Input for this task START
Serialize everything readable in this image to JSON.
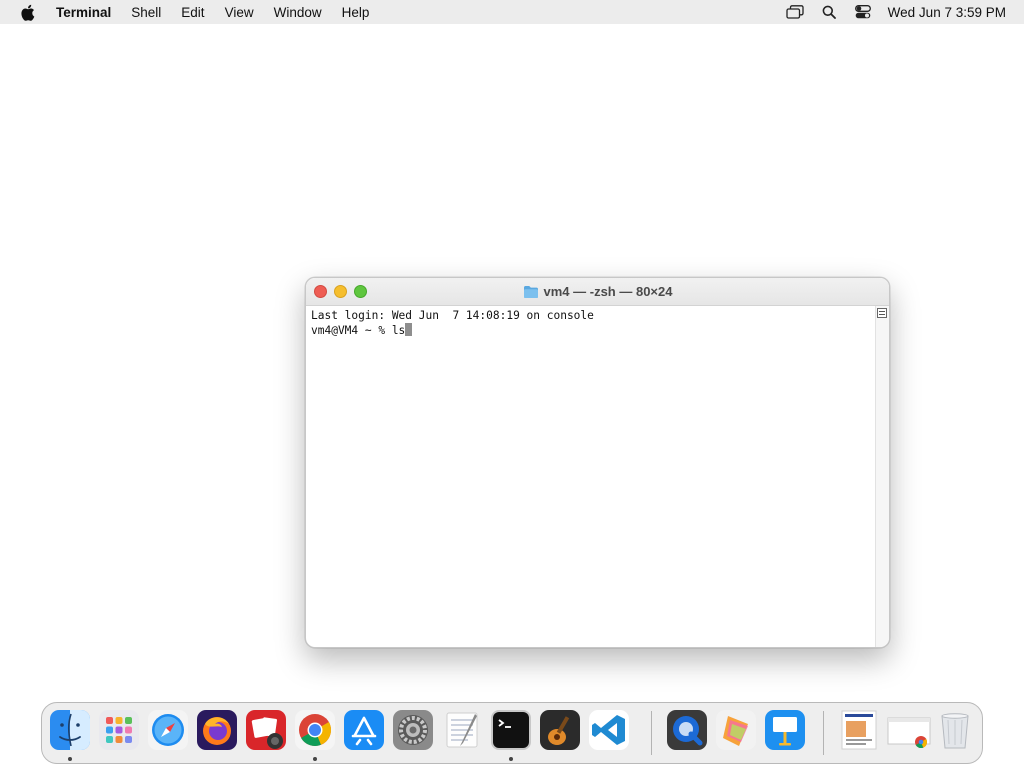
{
  "menubar": {
    "app_name": "Terminal",
    "items": [
      "Shell",
      "Edit",
      "View",
      "Window",
      "Help"
    ],
    "clock": "Wed Jun 7  3:59 PM"
  },
  "window": {
    "title": "vm4 — -zsh — 80×24",
    "lines": [
      "Last login: Wed Jun  7 14:08:19 on console",
      "vm4@VM4 ~ % ls"
    ]
  },
  "dock": {
    "items": [
      {
        "icon": "finder-icon",
        "running": true
      },
      {
        "icon": "launchpad-icon",
        "running": false
      },
      {
        "icon": "safari-icon",
        "running": false
      },
      {
        "icon": "firefox-icon",
        "running": false
      },
      {
        "icon": "photo-booth-icon",
        "running": false
      },
      {
        "icon": "chrome-icon",
        "running": true
      },
      {
        "icon": "app-store-icon",
        "running": false
      },
      {
        "icon": "system-settings-icon",
        "running": false
      },
      {
        "icon": "textedit-icon",
        "running": false
      },
      {
        "icon": "terminal-icon",
        "running": true
      },
      {
        "icon": "garageband-icon",
        "running": false
      },
      {
        "icon": "vscode-icon",
        "running": false
      },
      {
        "icon": "quicktime-icon",
        "running": false
      },
      {
        "icon": "pages-icon",
        "running": false
      },
      {
        "icon": "keynote-icon",
        "running": false
      },
      {
        "icon": "document-thumbnail-icon",
        "running": false
      },
      {
        "icon": "chrome-window-thumbnail-icon",
        "running": false
      },
      {
        "icon": "trash-icon",
        "running": false
      }
    ]
  },
  "colors": {
    "close": "#ee5d54",
    "minimize": "#f5be2e",
    "maximize": "#5fc63f",
    "menubar_bg": "#ececec"
  }
}
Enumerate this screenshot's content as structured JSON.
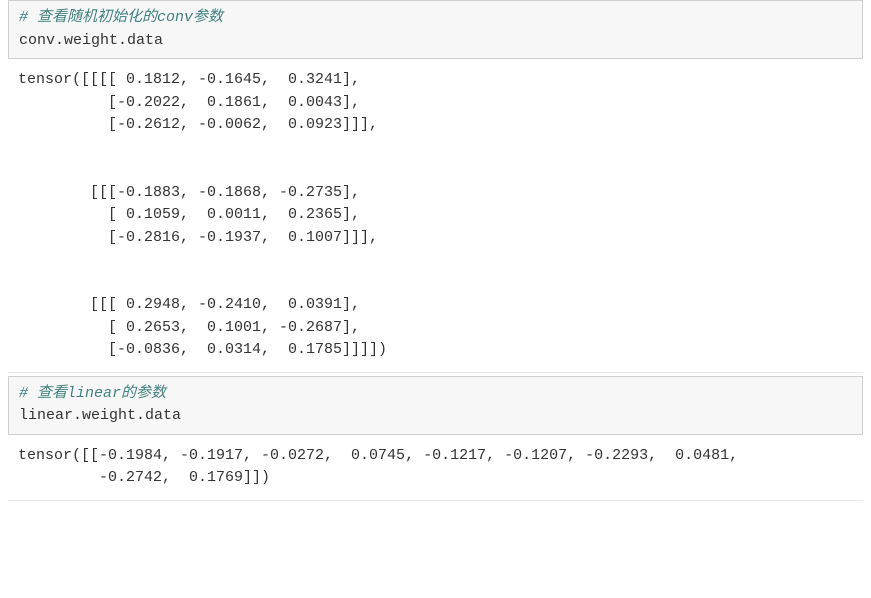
{
  "cells": [
    {
      "input": {
        "comment": "# 查看随机初始化的conv参数",
        "code": "conv.weight.data"
      },
      "output": "tensor([[[[ 0.1812, -0.1645,  0.3241],\n          [-0.2022,  0.1861,  0.0043],\n          [-0.2612, -0.0062,  0.0923]]],\n\n\n        [[[-0.1883, -0.1868, -0.2735],\n          [ 0.1059,  0.0011,  0.2365],\n          [-0.2816, -0.1937,  0.1007]]],\n\n\n        [[[ 0.2948, -0.2410,  0.0391],\n          [ 0.2653,  0.1001, -0.2687],\n          [-0.0836,  0.0314,  0.1785]]]])"
    },
    {
      "input": {
        "comment": "# 查看linear的参数",
        "code": "linear.weight.data"
      },
      "output": "tensor([[-0.1984, -0.1917, -0.0272,  0.0745, -0.1217, -0.1207, -0.2293,  0.0481,\n         -0.2742,  0.1769]])"
    }
  ]
}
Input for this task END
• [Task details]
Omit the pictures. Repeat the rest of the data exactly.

• [Solution to the exercise]
Serialize everything readable in this image to JSON.
{
  "menubar": {
    "app_name": "Terminal",
    "items": [
      "Shell",
      "Edit",
      "View",
      "Window",
      "Help"
    ],
    "clock": "Wed Jun 7  3:59 PM"
  },
  "window": {
    "title": "vm4 — -zsh — 80×24",
    "lines": [
      "Last login: Wed Jun  7 14:08:19 on console",
      "vm4@VM4 ~ % ls"
    ]
  },
  "dock": {
    "items": [
      {
        "icon": "finder-icon",
        "running": true
      },
      {
        "icon": "launchpad-icon",
        "running": false
      },
      {
        "icon": "safari-icon",
        "running": false
      },
      {
        "icon": "firefox-icon",
        "running": false
      },
      {
        "icon": "photo-booth-icon",
        "running": false
      },
      {
        "icon": "chrome-icon",
        "running": true
      },
      {
        "icon": "app-store-icon",
        "running": false
      },
      {
        "icon": "system-settings-icon",
        "running": false
      },
      {
        "icon": "textedit-icon",
        "running": false
      },
      {
        "icon": "terminal-icon",
        "running": true
      },
      {
        "icon": "garageband-icon",
        "running": false
      },
      {
        "icon": "vscode-icon",
        "running": false
      },
      {
        "icon": "quicktime-icon",
        "running": false
      },
      {
        "icon": "pages-icon",
        "running": false
      },
      {
        "icon": "keynote-icon",
        "running": false
      },
      {
        "icon": "document-thumbnail-icon",
        "running": false
      },
      {
        "icon": "chrome-window-thumbnail-icon",
        "running": false
      },
      {
        "icon": "trash-icon",
        "running": false
      }
    ]
  },
  "colors": {
    "close": "#ee5d54",
    "minimize": "#f5be2e",
    "maximize": "#5fc63f",
    "menubar_bg": "#ececec"
  }
}
Enumerate this screenshot's content as structured JSON.
{
  "cells": [
    {
      "input": {
        "comment": "# 查看随机初始化的conv参数",
        "code": "conv.weight.data"
      },
      "output": "tensor([[[[ 0.1812, -0.1645,  0.3241],\n          [-0.2022,  0.1861,  0.0043],\n          [-0.2612, -0.0062,  0.0923]]],\n\n\n        [[[-0.1883, -0.1868, -0.2735],\n          [ 0.1059,  0.0011,  0.2365],\n          [-0.2816, -0.1937,  0.1007]]],\n\n\n        [[[ 0.2948, -0.2410,  0.0391],\n          [ 0.2653,  0.1001, -0.2687],\n          [-0.0836,  0.0314,  0.1785]]]])"
    },
    {
      "input": {
        "comment": "# 查看linear的参数",
        "code": "linear.weight.data"
      },
      "output": "tensor([[-0.1984, -0.1917, -0.0272,  0.0745, -0.1217, -0.1207, -0.2293,  0.0481,\n         -0.2742,  0.1769]])"
    }
  ]
}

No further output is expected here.